In the records below, find each line that holds "title" and return it.

** Extracted entries follows **

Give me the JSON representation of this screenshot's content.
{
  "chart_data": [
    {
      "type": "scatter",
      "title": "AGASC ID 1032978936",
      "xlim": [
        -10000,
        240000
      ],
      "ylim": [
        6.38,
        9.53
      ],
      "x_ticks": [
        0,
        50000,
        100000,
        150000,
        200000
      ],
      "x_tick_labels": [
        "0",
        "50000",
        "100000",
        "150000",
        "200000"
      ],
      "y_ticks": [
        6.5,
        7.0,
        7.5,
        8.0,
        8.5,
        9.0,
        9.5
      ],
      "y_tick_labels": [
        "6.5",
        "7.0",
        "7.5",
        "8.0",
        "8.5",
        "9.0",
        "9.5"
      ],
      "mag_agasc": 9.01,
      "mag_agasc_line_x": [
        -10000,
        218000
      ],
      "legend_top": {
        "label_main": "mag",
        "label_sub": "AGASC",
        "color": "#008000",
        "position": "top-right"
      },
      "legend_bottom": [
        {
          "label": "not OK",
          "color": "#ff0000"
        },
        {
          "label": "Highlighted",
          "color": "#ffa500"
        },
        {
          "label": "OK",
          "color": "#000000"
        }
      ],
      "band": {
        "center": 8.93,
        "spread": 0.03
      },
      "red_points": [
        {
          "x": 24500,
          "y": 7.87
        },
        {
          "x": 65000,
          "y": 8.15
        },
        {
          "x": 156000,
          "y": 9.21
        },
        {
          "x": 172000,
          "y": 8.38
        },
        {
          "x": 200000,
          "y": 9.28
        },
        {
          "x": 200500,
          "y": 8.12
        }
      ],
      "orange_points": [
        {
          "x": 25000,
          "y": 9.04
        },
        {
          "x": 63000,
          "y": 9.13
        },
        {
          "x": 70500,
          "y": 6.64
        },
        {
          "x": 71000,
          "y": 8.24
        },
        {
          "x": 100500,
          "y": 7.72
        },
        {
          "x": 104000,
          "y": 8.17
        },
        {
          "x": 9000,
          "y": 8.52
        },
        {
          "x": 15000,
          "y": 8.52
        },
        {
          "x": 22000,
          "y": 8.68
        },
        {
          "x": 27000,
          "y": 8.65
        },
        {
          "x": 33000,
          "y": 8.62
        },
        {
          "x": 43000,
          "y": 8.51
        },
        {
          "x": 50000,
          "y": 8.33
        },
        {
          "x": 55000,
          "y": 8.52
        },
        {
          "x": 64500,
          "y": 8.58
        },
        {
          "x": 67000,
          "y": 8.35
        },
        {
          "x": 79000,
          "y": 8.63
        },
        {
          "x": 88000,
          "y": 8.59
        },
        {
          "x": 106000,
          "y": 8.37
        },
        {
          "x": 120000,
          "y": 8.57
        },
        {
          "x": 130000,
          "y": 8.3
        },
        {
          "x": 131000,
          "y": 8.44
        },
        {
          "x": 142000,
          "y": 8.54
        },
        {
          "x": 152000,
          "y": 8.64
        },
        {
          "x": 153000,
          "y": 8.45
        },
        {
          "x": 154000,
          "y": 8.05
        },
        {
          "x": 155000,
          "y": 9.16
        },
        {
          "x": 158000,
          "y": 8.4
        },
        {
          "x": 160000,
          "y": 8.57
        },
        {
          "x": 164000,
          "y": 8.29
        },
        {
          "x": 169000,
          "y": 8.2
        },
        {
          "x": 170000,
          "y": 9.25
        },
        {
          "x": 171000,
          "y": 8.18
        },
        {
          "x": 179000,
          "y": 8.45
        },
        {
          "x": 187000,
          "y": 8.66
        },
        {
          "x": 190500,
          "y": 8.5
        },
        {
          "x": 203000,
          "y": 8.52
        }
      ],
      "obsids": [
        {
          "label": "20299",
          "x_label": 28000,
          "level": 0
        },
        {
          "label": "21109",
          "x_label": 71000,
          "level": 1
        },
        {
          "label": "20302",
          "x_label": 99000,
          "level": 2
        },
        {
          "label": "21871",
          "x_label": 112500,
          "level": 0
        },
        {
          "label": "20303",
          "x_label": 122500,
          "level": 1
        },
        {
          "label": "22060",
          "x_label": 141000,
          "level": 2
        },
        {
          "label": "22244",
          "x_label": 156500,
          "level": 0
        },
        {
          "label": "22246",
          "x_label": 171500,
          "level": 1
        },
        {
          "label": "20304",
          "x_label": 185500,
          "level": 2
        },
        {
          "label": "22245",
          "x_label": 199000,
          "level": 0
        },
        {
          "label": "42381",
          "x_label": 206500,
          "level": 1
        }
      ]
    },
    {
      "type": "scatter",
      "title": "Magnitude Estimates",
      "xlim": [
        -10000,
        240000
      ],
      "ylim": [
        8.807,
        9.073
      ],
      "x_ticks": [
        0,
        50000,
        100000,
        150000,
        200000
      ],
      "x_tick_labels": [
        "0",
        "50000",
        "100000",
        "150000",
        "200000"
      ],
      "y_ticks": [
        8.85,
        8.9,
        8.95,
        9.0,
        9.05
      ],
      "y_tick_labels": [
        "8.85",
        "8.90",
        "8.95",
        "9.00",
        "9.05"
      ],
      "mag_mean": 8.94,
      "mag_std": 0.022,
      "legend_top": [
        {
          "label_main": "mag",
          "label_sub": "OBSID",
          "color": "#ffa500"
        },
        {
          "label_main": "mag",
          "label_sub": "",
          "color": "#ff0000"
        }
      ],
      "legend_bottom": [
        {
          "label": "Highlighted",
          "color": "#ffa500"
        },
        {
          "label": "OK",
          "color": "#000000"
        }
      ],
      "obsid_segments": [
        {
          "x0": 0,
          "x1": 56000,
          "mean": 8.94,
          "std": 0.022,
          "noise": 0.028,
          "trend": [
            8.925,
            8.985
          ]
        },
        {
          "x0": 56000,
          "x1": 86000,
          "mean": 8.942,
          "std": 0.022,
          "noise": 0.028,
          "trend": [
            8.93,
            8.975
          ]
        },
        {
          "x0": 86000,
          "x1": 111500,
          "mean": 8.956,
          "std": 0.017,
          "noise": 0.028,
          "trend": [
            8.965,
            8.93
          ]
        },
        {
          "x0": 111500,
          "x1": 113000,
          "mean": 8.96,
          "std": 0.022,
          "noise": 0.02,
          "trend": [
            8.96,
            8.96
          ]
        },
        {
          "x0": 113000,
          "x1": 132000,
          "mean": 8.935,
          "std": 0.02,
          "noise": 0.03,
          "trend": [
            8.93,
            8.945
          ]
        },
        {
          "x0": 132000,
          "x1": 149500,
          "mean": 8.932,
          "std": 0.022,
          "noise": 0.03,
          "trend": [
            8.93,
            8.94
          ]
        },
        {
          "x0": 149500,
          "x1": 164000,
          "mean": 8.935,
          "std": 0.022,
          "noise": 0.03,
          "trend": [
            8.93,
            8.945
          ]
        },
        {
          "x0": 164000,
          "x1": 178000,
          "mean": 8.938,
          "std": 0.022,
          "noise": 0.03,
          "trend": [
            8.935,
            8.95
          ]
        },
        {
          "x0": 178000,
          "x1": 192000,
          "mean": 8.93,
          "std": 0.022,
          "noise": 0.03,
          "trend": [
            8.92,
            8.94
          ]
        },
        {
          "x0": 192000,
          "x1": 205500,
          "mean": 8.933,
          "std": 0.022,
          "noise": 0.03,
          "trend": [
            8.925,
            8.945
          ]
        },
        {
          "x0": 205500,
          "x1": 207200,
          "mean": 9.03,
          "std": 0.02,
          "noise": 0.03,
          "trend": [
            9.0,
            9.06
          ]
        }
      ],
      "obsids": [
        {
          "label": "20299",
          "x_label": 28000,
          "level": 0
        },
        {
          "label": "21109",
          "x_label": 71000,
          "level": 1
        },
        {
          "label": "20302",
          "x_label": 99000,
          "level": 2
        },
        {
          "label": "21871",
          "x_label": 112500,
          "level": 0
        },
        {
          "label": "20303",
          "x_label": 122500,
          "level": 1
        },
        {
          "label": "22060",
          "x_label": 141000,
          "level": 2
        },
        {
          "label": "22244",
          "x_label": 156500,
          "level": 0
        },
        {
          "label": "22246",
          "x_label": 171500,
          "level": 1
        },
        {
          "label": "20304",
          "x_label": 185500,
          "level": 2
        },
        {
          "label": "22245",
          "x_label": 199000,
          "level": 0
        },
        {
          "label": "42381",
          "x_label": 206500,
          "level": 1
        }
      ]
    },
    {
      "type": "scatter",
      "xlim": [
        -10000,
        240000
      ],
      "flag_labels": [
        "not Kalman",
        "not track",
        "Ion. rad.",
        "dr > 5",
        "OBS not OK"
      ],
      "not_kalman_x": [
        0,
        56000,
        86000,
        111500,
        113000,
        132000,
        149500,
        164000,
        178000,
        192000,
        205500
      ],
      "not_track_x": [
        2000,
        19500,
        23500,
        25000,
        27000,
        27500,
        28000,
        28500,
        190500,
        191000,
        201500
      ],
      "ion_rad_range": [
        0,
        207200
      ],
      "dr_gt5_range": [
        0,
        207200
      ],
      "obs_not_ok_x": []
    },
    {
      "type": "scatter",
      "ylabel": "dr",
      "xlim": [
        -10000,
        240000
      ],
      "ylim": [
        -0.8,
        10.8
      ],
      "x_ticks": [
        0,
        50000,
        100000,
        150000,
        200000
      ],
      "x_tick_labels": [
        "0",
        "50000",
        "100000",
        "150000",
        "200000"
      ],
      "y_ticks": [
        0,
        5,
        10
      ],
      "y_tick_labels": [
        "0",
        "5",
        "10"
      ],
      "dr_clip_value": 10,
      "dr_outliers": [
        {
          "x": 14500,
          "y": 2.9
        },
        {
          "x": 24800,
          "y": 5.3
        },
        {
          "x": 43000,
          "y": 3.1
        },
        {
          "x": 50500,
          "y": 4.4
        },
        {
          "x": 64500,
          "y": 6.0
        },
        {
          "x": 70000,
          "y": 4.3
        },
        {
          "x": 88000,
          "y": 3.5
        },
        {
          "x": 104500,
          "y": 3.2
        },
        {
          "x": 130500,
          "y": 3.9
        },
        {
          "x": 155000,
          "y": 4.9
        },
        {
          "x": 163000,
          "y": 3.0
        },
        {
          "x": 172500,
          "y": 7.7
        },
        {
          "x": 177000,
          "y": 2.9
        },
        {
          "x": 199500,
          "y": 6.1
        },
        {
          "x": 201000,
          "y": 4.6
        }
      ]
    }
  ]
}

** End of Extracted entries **

Output of the exercise:
      "title": "AGASC ID 1032978936",
      "title": "Magnitude Estimates",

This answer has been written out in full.